Another key product of CSO involvement in local governance projects is the District League Tables (DLT) which stem from a long-standing CSO collaborative project entitled ’I am aware’. Since 2011, the Centre for Democracy and Development (CDD) has served as the lead coordinating unit for the project. A central aim of the project is to harness government data to promote citizens’ awareness for social accountability.3
The DLT is an assessment tool for ranking all district assemblies on the basis of their extent of social development. The rankings are based on indicators covering six thematic areas: education, sanitation, rural water, health, security, and governance; see Table 1. Each indicator is scored on a scale of zero to 100. The overall unweighted average across all six indicators and for all districts are featured on a table of rankings and an administrative map of Ghana.
The District League Table rankings in Ghana have seen important changes since they began in 2014. For instance, during preparation of the 2014 report, there were no administrative maps capturing the 216 District Assemblies. It was also difficult to obtain data for newly created districts. Another challenge was inconsistency in annual sector performance reporting by public sector agencies.
The 2015 DLT rankings retained the methodology and number of districts covered. In 2016, the FOAT performance score for districts replaced the previous measure of districts’ fulfilment of minimum conditions for effective administration. In 2017, a new indicator, on institutional newborn mortality at facility, was added to the health theme. The subsequent DLT rankings were combined for 2018–19. In the 2018–19 combined report, two new indicators were added: birth registration rate and net attendance rate at primary level. Furthermore, rural and urban water access were combined. A new method of calculating scores for each district, using factor analysis, was also introduced. As a result, striking differences exist between the 2018–19 rankings and previous rankings. In addition, separate rankings based on sector performance have been introduced. Despite the increase in the number of districts to 260, the 2018–19 rankings only report rankings for 216 of the districts due to difficulty in accessing data for new districts.
Sub-national institutional performance in Ghana has been assessed in various ways. These cover the range from quantitative and qualitative to mixed methods. The dominant method used relies on qualitative approaches: primarily desk reviews supported by key informant interviews and focus group discussions leading to analyses based on descriptive statistics.

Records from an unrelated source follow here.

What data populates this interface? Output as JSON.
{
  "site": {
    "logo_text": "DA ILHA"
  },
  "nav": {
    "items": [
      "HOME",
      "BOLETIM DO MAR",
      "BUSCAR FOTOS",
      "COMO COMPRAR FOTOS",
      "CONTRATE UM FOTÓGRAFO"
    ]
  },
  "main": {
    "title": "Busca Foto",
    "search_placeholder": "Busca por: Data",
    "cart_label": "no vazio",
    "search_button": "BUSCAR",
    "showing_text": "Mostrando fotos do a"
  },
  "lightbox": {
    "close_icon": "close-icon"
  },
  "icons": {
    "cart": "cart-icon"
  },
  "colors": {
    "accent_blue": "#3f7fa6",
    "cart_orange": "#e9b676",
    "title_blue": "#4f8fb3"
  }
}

There has so far been very little evaluation of these assessments, how they have been done, and what lessons might assist in developing improved methods that can be used over time. This is an area for further research. Moreover, there is basis for giving more attention to building sub-national databases on governance and development indicators in order to provide wider scope for examining their interrelationship. Nonetheless, the reviewed reports on local government performance in Ghana provide very useful insights into the challenges district assemblies face in fulfilling their mandate.4 The articles also provide the contours for sketching out potential determinants of district assembly performance in Ghana.